Allowable Growth vital to rural school districts
The topic of allowable growth is once again making headlines after the Democrat controlled Iowa Senate passed a bill promising four percent allowable growth for Iowaâ??s school districts.
The Iowa Constitution says that allowable growth must be set two years in advance so that districts can finalize their budgets. Iowa Governor Terry Branstad has made it clear that he does not think it is necessary to set the number that far in advance.
In recent years, it has been difficult for districts to finalize budgets and programs, especially rural districts.
KTVO spoke with Superintendent Joel Pedersen of the Cardinal Community School District about this topic.
â??There is no way not to have programs affected, whether its positions, bus routes, supplies or technology; you canâ??t have less money and not have to make adjustments in your budget,â?? said Pedersen.
Pedersen acknowledge the fact that his district, like others in southeast Iowa, spends a good portion of their budget on transportation costs.

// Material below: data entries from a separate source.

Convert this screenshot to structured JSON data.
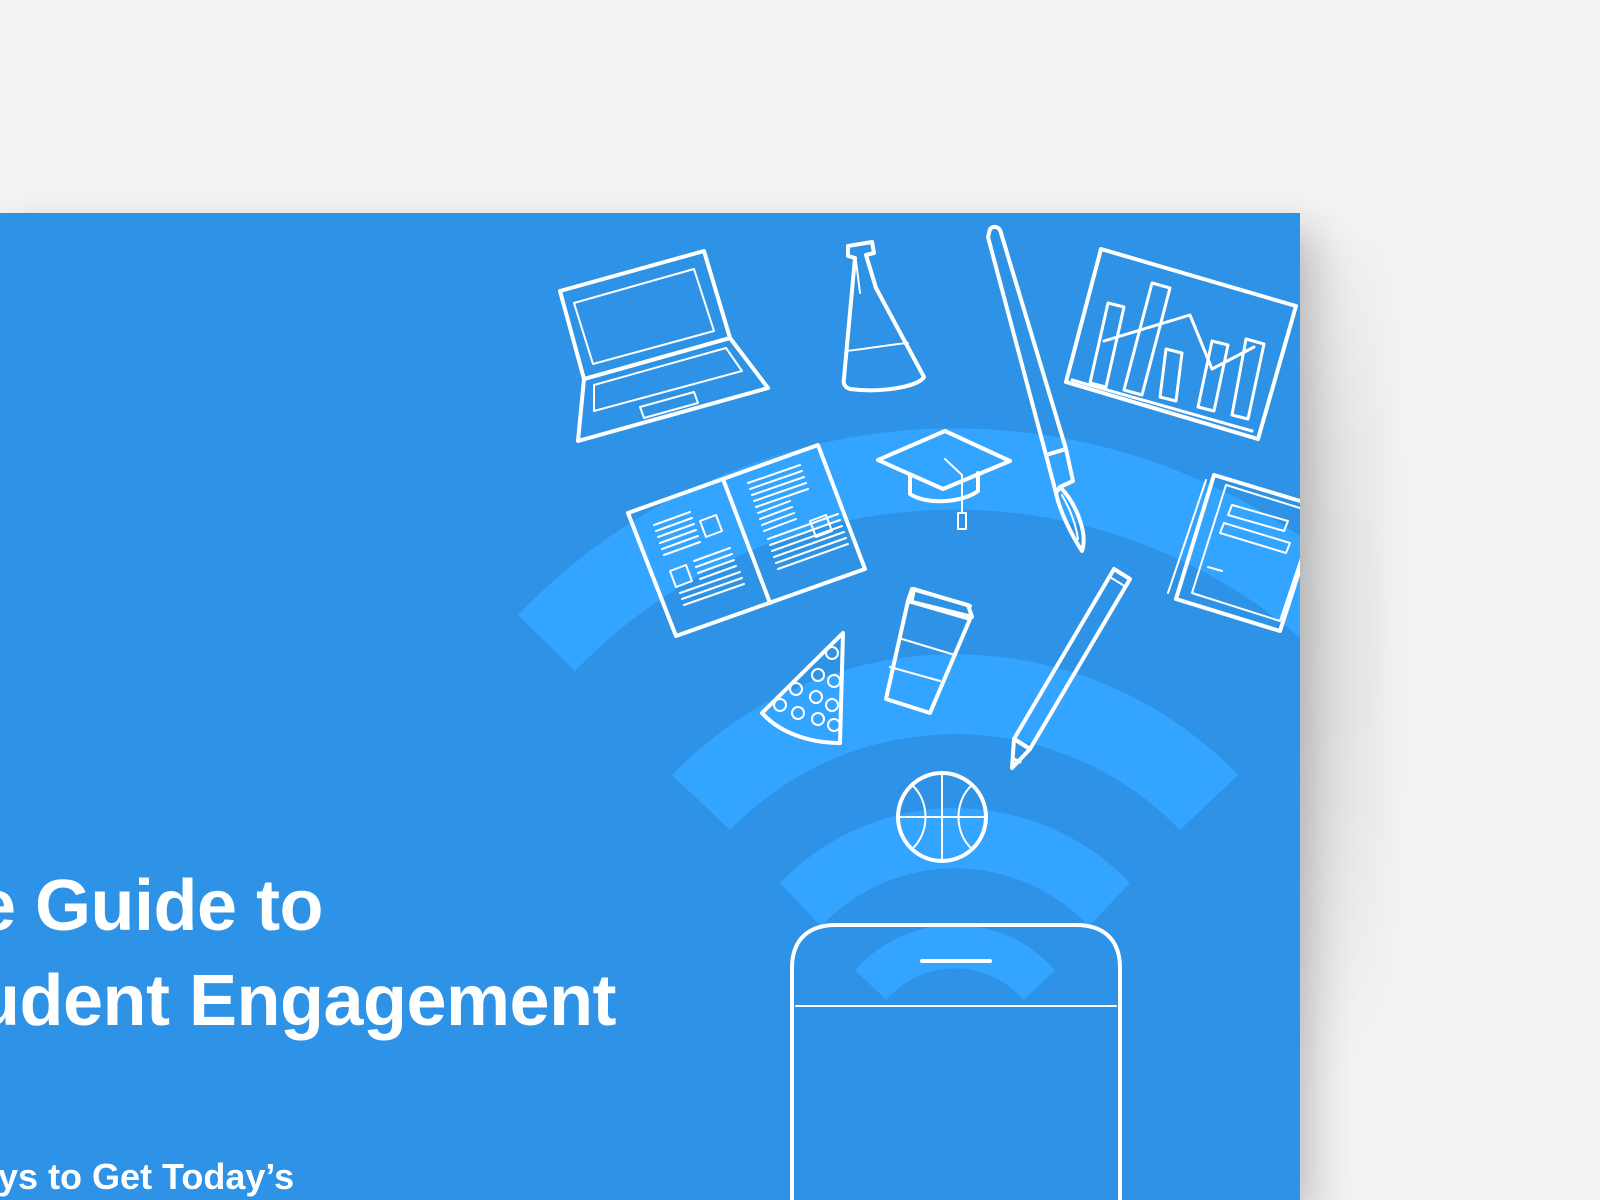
{
  "cover": {
    "title_line_1": "e Guide to",
    "title_line_2": "udent Engagement",
    "subtitle": "ays to Get Today’s",
    "background_color": "#2e93e6",
    "wave_color": "#33a4ff",
    "line_color": "#ffffff"
  },
  "icons": [
    "laptop-icon",
    "flask-icon",
    "paintbrush-icon",
    "bar-chart-icon",
    "open-book-icon",
    "graduation-cap-icon",
    "notebook-icon",
    "coffee-cup-icon",
    "pizza-slice-icon",
    "pencil-icon",
    "basketball-icon",
    "smartphone-icon"
  ]
}
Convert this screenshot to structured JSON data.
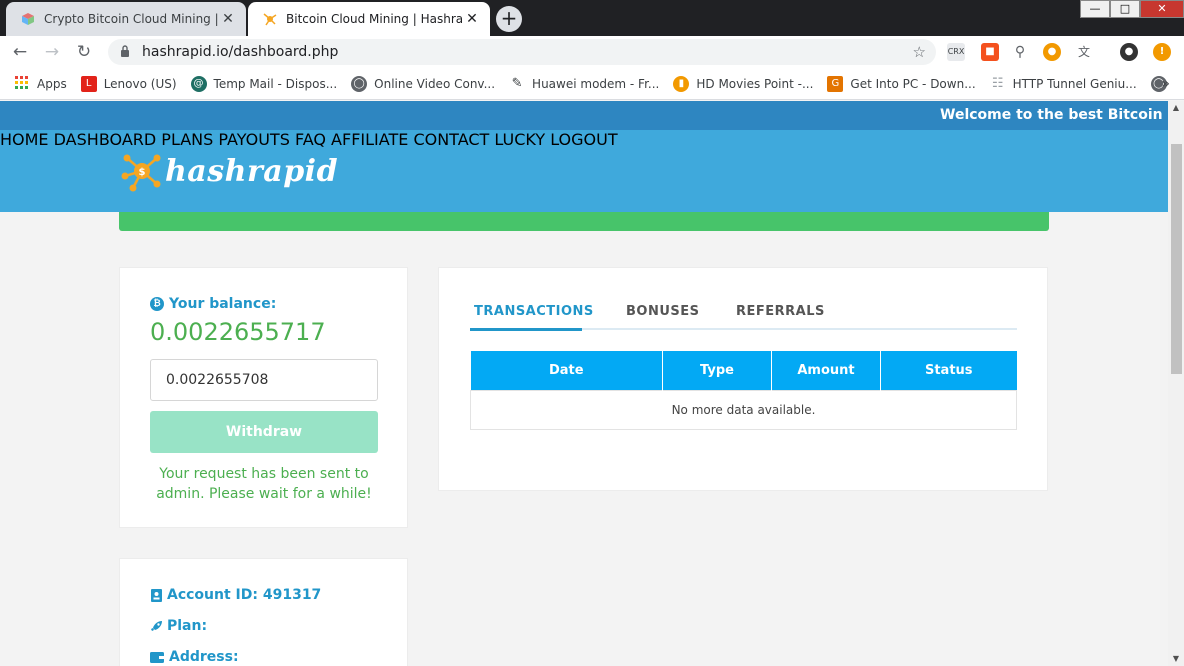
{
  "browser": {
    "tabs": [
      {
        "title": "Crypto Bitcoin Cloud Mining | Pi",
        "active": false
      },
      {
        "title": "Bitcoin Cloud Mining | Hashrapid",
        "active": true
      }
    ],
    "new_tab": "+",
    "close_glyph": "✕",
    "url": "hashrapid.io/dashboard.php",
    "bookmarks": [
      {
        "label": "Apps",
        "icon": "apps-grid-icon",
        "color": "#e94235"
      },
      {
        "label": "Lenovo (US)",
        "icon": "lenovo-icon",
        "color": "#e2231a"
      },
      {
        "label": "Temp Mail - Dispos...",
        "icon": "tempmail-icon",
        "color": "#1f6f64"
      },
      {
        "label": "Online Video Conv...",
        "icon": "globe-icon",
        "color": "#5f6368"
      },
      {
        "label": "Huawei modem - Fr...",
        "icon": "usb-modem-icon",
        "color": "#3c4043"
      },
      {
        "label": "HD Movies Point -...",
        "icon": "chart-icon",
        "color": "#f29900"
      },
      {
        "label": "Get Into PC - Down...",
        "icon": "getintopc-icon",
        "color": "#e37400"
      },
      {
        "label": "HTTP Tunnel Geniu...",
        "icon": "page-icon",
        "color": "#9aa0a6"
      }
    ],
    "more_glyph": "»"
  },
  "site": {
    "ticker": "Welcome to the best Bitcoin mining",
    "logo_text": "hashrapid",
    "menu": [
      "HOME",
      "DASHBOARD",
      "PLANS",
      "PAYOUTS",
      "FAQ",
      "AFFILIATE",
      "CONTACT",
      "LUCKY",
      "LOGOUT"
    ],
    "balance": {
      "label": "Your balance:",
      "value": "0.0022655717",
      "input_value": "0.0022655708",
      "button": "Withdraw",
      "message": "Your request has been sent to admin. Please wait for a while!"
    },
    "transactions": {
      "tabs": [
        "TRANSACTIONS",
        "BONUSES",
        "REFERRALS"
      ],
      "headers": [
        "Date",
        "Type",
        "Amount",
        "Status"
      ],
      "empty": "No more data available."
    },
    "account": {
      "id_label": "Account ID: 491317",
      "plan_label": "Plan:",
      "address_label": "Address:"
    }
  },
  "colors": {
    "ticker_bg": "#2e86c1",
    "navbar_bg": "#3fa9dc",
    "accent_blue": "#2196c9",
    "table_header": "#03a9f4",
    "green_text": "#4caf50",
    "withdraw_btn": "#98e3c6",
    "green_bar": "#47c46a"
  }
}
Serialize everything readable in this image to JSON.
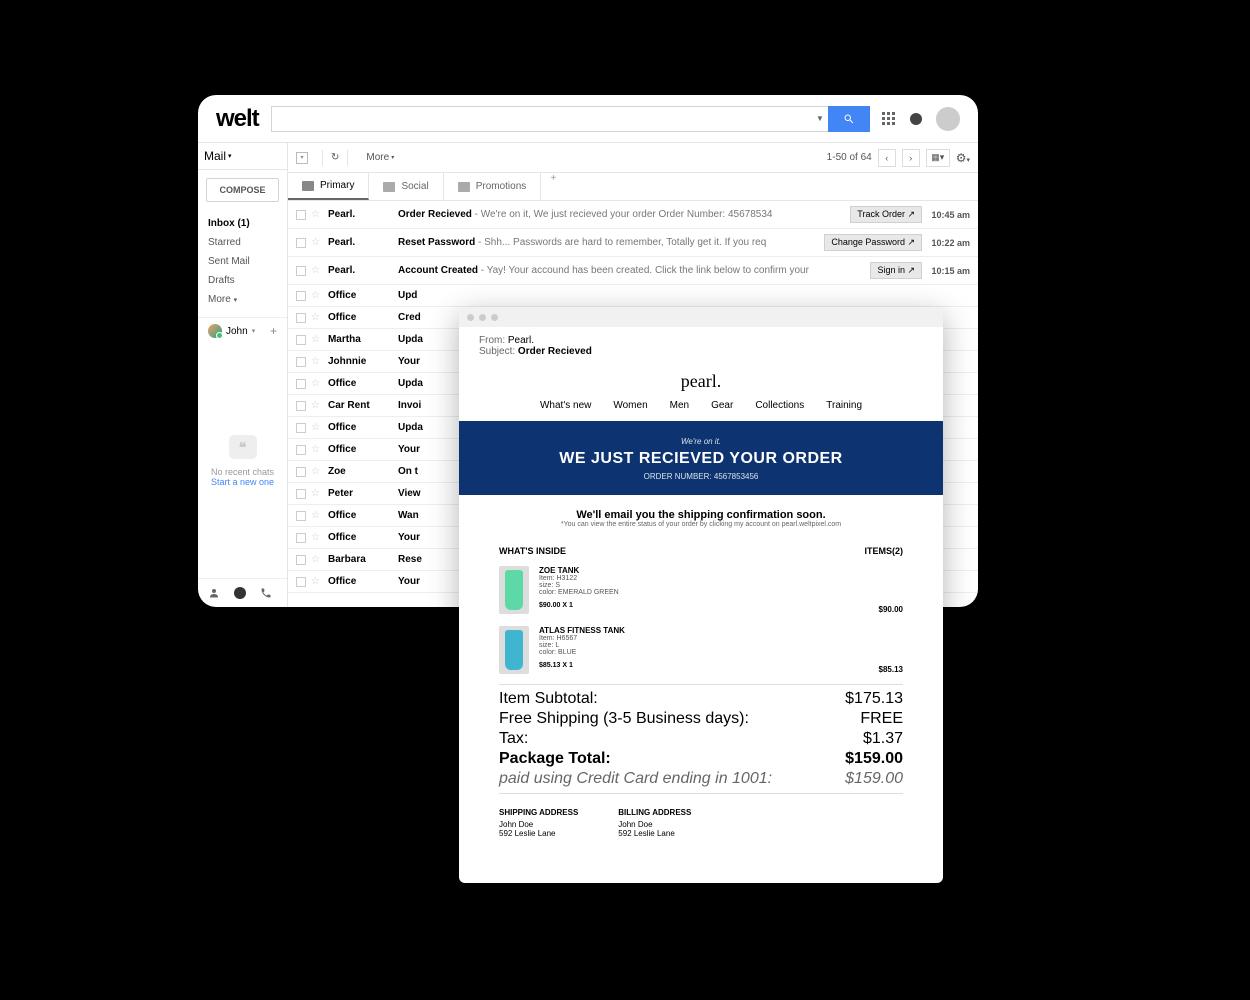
{
  "header": {
    "logo": "welt",
    "search_placeholder": ""
  },
  "sidebar": {
    "mail_label": "Mail",
    "compose": "COMPOSE",
    "folders": {
      "inbox": "Inbox (1)",
      "starred": "Starred",
      "sent": "Sent Mail",
      "drafts": "Drafts",
      "more": "More"
    },
    "user": "John",
    "no_chats": "No recent chats",
    "start_chat": "Start a new one"
  },
  "toolbar": {
    "more": "More",
    "count": "1-50 of 64"
  },
  "tabs": {
    "primary": "Primary",
    "social": "Social",
    "promotions": "Promotions"
  },
  "messages": [
    {
      "sender": "Pearl.",
      "subject": "Order Recieved",
      "preview": " - We're on it, We just recieved your order Order Number: 45678534",
      "button": "Track Order ↗",
      "time": "10:45 am"
    },
    {
      "sender": "Pearl.",
      "subject": "Reset Password",
      "preview": " - Shh... Passwords are hard to remember, Totally get it. If you req",
      "button": "Change Password ↗",
      "time": "10:22 am"
    },
    {
      "sender": "Pearl.",
      "subject": "Account Created",
      "preview": " - Yay! Your accound has been created. Click the link below to confirm your",
      "button": "Sign in ↗",
      "time": "10:15 am"
    },
    {
      "sender": "Office",
      "subject": "Upd",
      "preview": "",
      "button": "",
      "time": ""
    },
    {
      "sender": "Office",
      "subject": "Cred",
      "preview": "",
      "button": "",
      "time": ""
    },
    {
      "sender": "Martha",
      "subject": "Upda",
      "preview": "",
      "button": "",
      "time": ""
    },
    {
      "sender": "Johnnie",
      "subject": "Your",
      "preview": "",
      "button": "",
      "time": ""
    },
    {
      "sender": "Office",
      "subject": "Upda",
      "preview": "",
      "button": "",
      "time": ""
    },
    {
      "sender": "Car Rent",
      "subject": "Invoi",
      "preview": "",
      "button": "",
      "time": ""
    },
    {
      "sender": "Office",
      "subject": "Upda",
      "preview": "",
      "button": "",
      "time": ""
    },
    {
      "sender": "Office",
      "subject": "Your",
      "preview": "",
      "button": "",
      "time": ""
    },
    {
      "sender": "Zoe",
      "subject": "On t",
      "preview": "",
      "button": "",
      "time": ""
    },
    {
      "sender": "Peter",
      "subject": "View",
      "preview": "",
      "button": "",
      "time": ""
    },
    {
      "sender": "Office",
      "subject": "Wan",
      "preview": "",
      "button": "",
      "time": ""
    },
    {
      "sender": "Office",
      "subject": "Your",
      "preview": "",
      "button": "",
      "time": ""
    },
    {
      "sender": "Barbara",
      "subject": "Rese",
      "preview": "",
      "button": "",
      "time": ""
    },
    {
      "sender": "Office",
      "subject": "Your",
      "preview": "",
      "button": "",
      "time": ""
    }
  ],
  "email": {
    "from_label": "From:",
    "from": "Pearl.",
    "subject_label": "Subject:",
    "subject": "Order Recieved",
    "brand": "pearl.",
    "nav": [
      "What's new",
      "Women",
      "Men",
      "Gear",
      "Collections",
      "Training"
    ],
    "hero_small": "We're on it.",
    "hero_title": "WE JUST RECIEVED YOUR ORDER",
    "hero_order": "ORDER NUMBER: 4567853456",
    "confirm_main": "We'll email you the shipping confirmation soon.",
    "confirm_sub": "*You can view the entire status of your order by clicking my account on pearl.weltpixel.com",
    "whats_inside": "WHAT'S INSIDE",
    "items_count": "ITEMS(2)",
    "items": [
      {
        "name": "ZOE TANK",
        "item": "Item: H3122",
        "size": "size: S",
        "color": "color: EMERALD GREEN",
        "qty": "$90.00 X 1",
        "price": "$90.00",
        "swatch": "#5dd9a8"
      },
      {
        "name": "ATLAS FITNESS TANK",
        "item": "Item: H6567",
        "size": "size: L",
        "color": "color: BLUE",
        "qty": "$85.13 X 1",
        "price": "$85.13",
        "swatch": "#3fb5d0"
      }
    ],
    "totals": [
      {
        "label": "Item Subtotal:",
        "value": "$175.13",
        "bold": false
      },
      {
        "label": "Free Shipping (3-5 Business days):",
        "value": "FREE",
        "bold": false
      },
      {
        "label": "Tax:",
        "value": "$1.37",
        "bold": false
      },
      {
        "label": "Package Total:",
        "value": "$159.00",
        "bold": true
      },
      {
        "label": "paid using Credit Card ending in 1001:",
        "value": "$159.00",
        "bold": false,
        "italic": true
      }
    ],
    "shipping": {
      "title": "SHIPPING ADDRESS",
      "name": "John Doe",
      "addr": "592 Leslie Lane"
    },
    "billing": {
      "title": "BILLING ADDRESS",
      "name": "John Doe",
      "addr": "592 Leslie Lane"
    }
  }
}
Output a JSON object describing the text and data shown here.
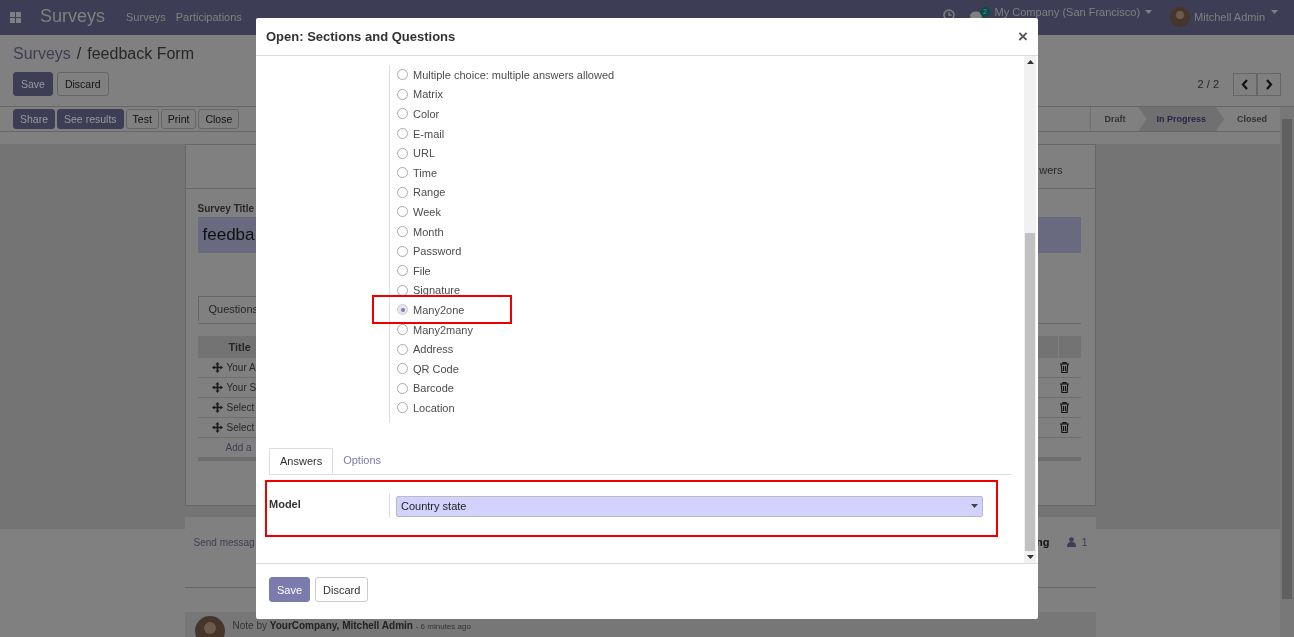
{
  "navbar": {
    "app_name": "Surveys",
    "menus": [
      "Surveys",
      "Participations"
    ],
    "chat_count": "2",
    "company": "My Company (San Francisco)",
    "user": "Mitchell Admin"
  },
  "breadcrumb": {
    "parent": "Surveys",
    "separator": "/",
    "current": "feedback Form"
  },
  "form_buttons": [
    {
      "label": "Save",
      "primary": true
    },
    {
      "label": "Discard",
      "primary": false
    }
  ],
  "pager": "2 / 2",
  "header_buttons": [
    {
      "label": "Share",
      "primary": true
    },
    {
      "label": "See results",
      "primary": true
    },
    {
      "label": "Test",
      "primary": false
    },
    {
      "label": "Print",
      "primary": false
    },
    {
      "label": "Close",
      "primary": false
    }
  ],
  "stages": [
    {
      "label": "Draft",
      "selected": false
    },
    {
      "label": "In Progress",
      "selected": true
    },
    {
      "label": "Closed",
      "selected": false
    }
  ],
  "sheet": {
    "button_box_text": "wers",
    "title_label": "Survey Title",
    "title_value": "feedba",
    "tab": "Questions",
    "column": "Title",
    "rows": [
      "Your A",
      "Your S",
      "Select",
      "Select"
    ],
    "add_line": "Add a"
  },
  "chatter": {
    "send_message": "Send messag",
    "follow": "ng",
    "followers": "1",
    "note": {
      "prefix": "Note by",
      "author": "YourCompany, Mitchell Admin",
      "time": "- 6 minutes ago"
    }
  },
  "dialog": {
    "title": "Open: Sections and Questions",
    "close": "×",
    "question_types": [
      {
        "label": "Multiple choice: multiple answers allowed",
        "selected": false
      },
      {
        "label": "Matrix",
        "selected": false
      },
      {
        "label": "Color",
        "selected": false
      },
      {
        "label": "E-mail",
        "selected": false
      },
      {
        "label": "URL",
        "selected": false
      },
      {
        "label": "Time",
        "selected": false
      },
      {
        "label": "Range",
        "selected": false
      },
      {
        "label": "Week",
        "selected": false
      },
      {
        "label": "Month",
        "selected": false
      },
      {
        "label": "Password",
        "selected": false
      },
      {
        "label": "File",
        "selected": false
      },
      {
        "label": "Signature",
        "selected": false
      },
      {
        "label": "Many2one",
        "selected": true
      },
      {
        "label": "Many2many",
        "selected": false
      },
      {
        "label": "Address",
        "selected": false
      },
      {
        "label": "QR Code",
        "selected": false
      },
      {
        "label": "Barcode",
        "selected": false
      },
      {
        "label": "Location",
        "selected": false
      }
    ],
    "tabs": [
      {
        "label": "Answers",
        "selected": true
      },
      {
        "label": "Options",
        "selected": false
      }
    ],
    "model_label": "Model",
    "model_value": "Country state",
    "buttons": [
      {
        "label": "Save",
        "primary": true
      },
      {
        "label": "Discard",
        "primary": false
      }
    ]
  }
}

â??We sometimes as rural districts have anywhere from 10 to 20% of our budget going to transportation, even before the kids walk in the door to get their instruction,â?? said Pedersen.
It is widely known that school districts in the metro and in other larger cities across the state donâ??t spend as much on transportation costs as the rural districts, and superintendents in southeast Iowa believe that they need to start being treated fairly.
â??We feel like there should be more equity as far as transportation pieces that we would like the state to take a look at, and we think that we could benefit certainly, Cardinal and other rural districts in southeast Iowa,â?? said Pedersen.
In order for funding to be restored, Cardinal Community School District is asking for 4% growth.
â??All we are asking, we think 4% allowable growth is fair, and we believe that would meet our needs and also make up for the lack of funds the last couple of years,â?? said Pedersen.
Pedersen also told KTVO that he invites the public to go and tour their local schools to see why they need to funding, and to see what they are doing with the funds.